Dataset rows describing interfaces
- - -

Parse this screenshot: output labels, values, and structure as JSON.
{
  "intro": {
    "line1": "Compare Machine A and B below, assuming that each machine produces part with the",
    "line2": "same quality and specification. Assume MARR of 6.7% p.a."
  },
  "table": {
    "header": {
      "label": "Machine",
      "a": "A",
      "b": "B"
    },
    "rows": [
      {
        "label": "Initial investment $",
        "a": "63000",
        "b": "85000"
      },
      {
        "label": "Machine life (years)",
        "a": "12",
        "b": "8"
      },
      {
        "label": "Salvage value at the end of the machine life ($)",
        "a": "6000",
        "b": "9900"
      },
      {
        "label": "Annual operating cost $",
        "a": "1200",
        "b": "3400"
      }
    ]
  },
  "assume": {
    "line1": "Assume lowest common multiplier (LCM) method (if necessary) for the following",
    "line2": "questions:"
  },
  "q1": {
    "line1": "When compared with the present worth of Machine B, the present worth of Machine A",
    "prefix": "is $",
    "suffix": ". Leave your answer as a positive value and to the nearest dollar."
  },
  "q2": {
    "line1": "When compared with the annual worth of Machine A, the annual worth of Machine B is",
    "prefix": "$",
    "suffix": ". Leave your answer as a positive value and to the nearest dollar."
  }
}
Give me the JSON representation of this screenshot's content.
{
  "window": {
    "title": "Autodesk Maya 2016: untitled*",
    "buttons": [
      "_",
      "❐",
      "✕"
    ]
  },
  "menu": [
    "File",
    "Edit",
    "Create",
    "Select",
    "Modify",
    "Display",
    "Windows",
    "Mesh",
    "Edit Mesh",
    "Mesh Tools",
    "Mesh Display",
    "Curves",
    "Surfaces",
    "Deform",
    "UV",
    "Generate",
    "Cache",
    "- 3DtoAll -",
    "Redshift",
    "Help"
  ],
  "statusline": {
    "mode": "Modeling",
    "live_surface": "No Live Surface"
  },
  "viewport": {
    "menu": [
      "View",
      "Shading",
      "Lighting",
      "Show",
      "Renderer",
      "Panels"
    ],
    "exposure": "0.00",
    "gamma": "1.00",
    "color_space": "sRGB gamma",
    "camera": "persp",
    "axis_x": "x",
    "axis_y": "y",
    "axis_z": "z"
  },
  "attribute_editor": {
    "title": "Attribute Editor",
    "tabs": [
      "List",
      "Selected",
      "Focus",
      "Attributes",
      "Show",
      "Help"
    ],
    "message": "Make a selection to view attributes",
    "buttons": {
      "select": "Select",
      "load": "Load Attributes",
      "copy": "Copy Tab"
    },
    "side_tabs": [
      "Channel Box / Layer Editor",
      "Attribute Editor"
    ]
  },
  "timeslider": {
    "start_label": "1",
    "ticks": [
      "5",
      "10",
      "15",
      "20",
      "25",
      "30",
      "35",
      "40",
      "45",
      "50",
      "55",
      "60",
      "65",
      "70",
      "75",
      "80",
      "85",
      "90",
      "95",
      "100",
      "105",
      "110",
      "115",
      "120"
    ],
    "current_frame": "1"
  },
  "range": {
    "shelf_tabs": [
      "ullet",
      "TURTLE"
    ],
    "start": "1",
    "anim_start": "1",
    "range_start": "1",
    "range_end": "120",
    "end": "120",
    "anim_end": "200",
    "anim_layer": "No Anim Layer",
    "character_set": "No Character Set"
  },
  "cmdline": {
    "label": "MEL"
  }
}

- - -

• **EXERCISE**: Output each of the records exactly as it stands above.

• **ANSWER TO THIS TASK**:
Parse this screenshot: output labels, values, and structure as JSON.
{
  "intro": {
    "line1": "Compare Machine A and B below, assuming that each machine produces part with the",
    "line2": "same quality and specification. Assume MARR of 6.7% p.a."
  },
  "table": {
    "header": {
      "label": "Machine",
      "a": "A",
      "b": "B"
    },
    "rows": [
      {
        "label": "Initial investment $",
        "a": "63000",
        "b": "85000"
      },
      {
        "label": "Machine life (years)",
        "a": "12",
        "b": "8"
      },
      {
        "label": "Salvage value at the end of the machine life ($)",
        "a": "6000",
        "b": "9900"
      },
      {
        "label": "Annual operating cost $",
        "a": "1200",
        "b": "3400"
      }
    ]
  },
  "assume": {
    "line1": "Assume lowest common multiplier (LCM) method (if necessary) for the following",
    "line2": "questions:"
  },
  "q1": {
    "line1": "When compared with the present worth of Machine B, the present worth of Machine A",
    "prefix": "is $",
    "suffix": ". Leave your answer as a positive value and to the nearest dollar."
  },
  "q2": {
    "line1": "When compared with the annual worth of Machine A, the annual worth of Machine B is",
    "prefix": "$",
    "suffix": ". Leave your answer as a positive value and to the nearest dollar."
  }
}
Give me the JSON representation of this screenshot's content.
{
  "window": {
    "title": "Autodesk Maya 2016: untitled*",
    "buttons": [
      "_",
      "❐",
      "✕"
    ]
  },
  "menu": [
    "File",
    "Edit",
    "Create",
    "Select",
    "Modify",
    "Display",
    "Windows",
    "Mesh",
    "Edit Mesh",
    "Mesh Tools",
    "Mesh Display",
    "Curves",
    "Surfaces",
    "Deform",
    "UV",
    "Generate",
    "Cache",
    "- 3DtoAll -",
    "Redshift",
    "Help"
  ],
  "statusline": {
    "mode": "Modeling",
    "live_surface": "No Live Surface"
  },
  "viewport": {
    "menu": [
      "View",
      "Shading",
      "Lighting",
      "Show",
      "Renderer",
      "Panels"
    ],
    "exposure": "0.00",
    "gamma": "1.00",
    "color_space": "sRGB gamma",
    "camera": "persp",
    "axis_x": "x",
    "axis_y": "y",
    "axis_z": "z"
  },
  "attribute_editor": {
    "title": "Attribute Editor",
    "tabs": [
      "List",
      "Selected",
      "Focus",
      "Attributes",
      "Show",
      "Help"
    ],
    "message": "Make a selection to view attributes",
    "buttons": {
      "select": "Select",
      "load": "Load Attributes",
      "copy": "Copy Tab"
    },
    "side_tabs": [
      "Channel Box / Layer Editor",
      "Attribute Editor"
    ]
  },
  "timeslider": {
    "start_label": "1",
    "ticks": [
      "5",
      "10",
      "15",
      "20",
      "25",
      "30",
      "35",
      "40",
      "45",
      "50",
      "55",
      "60",
      "65",
      "70",
      "75",
      "80",
      "85",
      "90",
      "95",
      "100",
      "105",
      "110",
      "115",
      "120"
    ],
    "current_frame": "1"
  },
  "range": {
    "shelf_tabs": [
      "ullet",
      "TURTLE"
    ],
    "start": "1",
    "anim_start": "1",
    "range_start": "1",
    "range_end": "120",
    "end": "120",
    "anim_end": "200",
    "anim_layer": "No Anim Layer",
    "character_set": "No Character Set"
  },
  "cmdline": {
    "label": "MEL"
  }
}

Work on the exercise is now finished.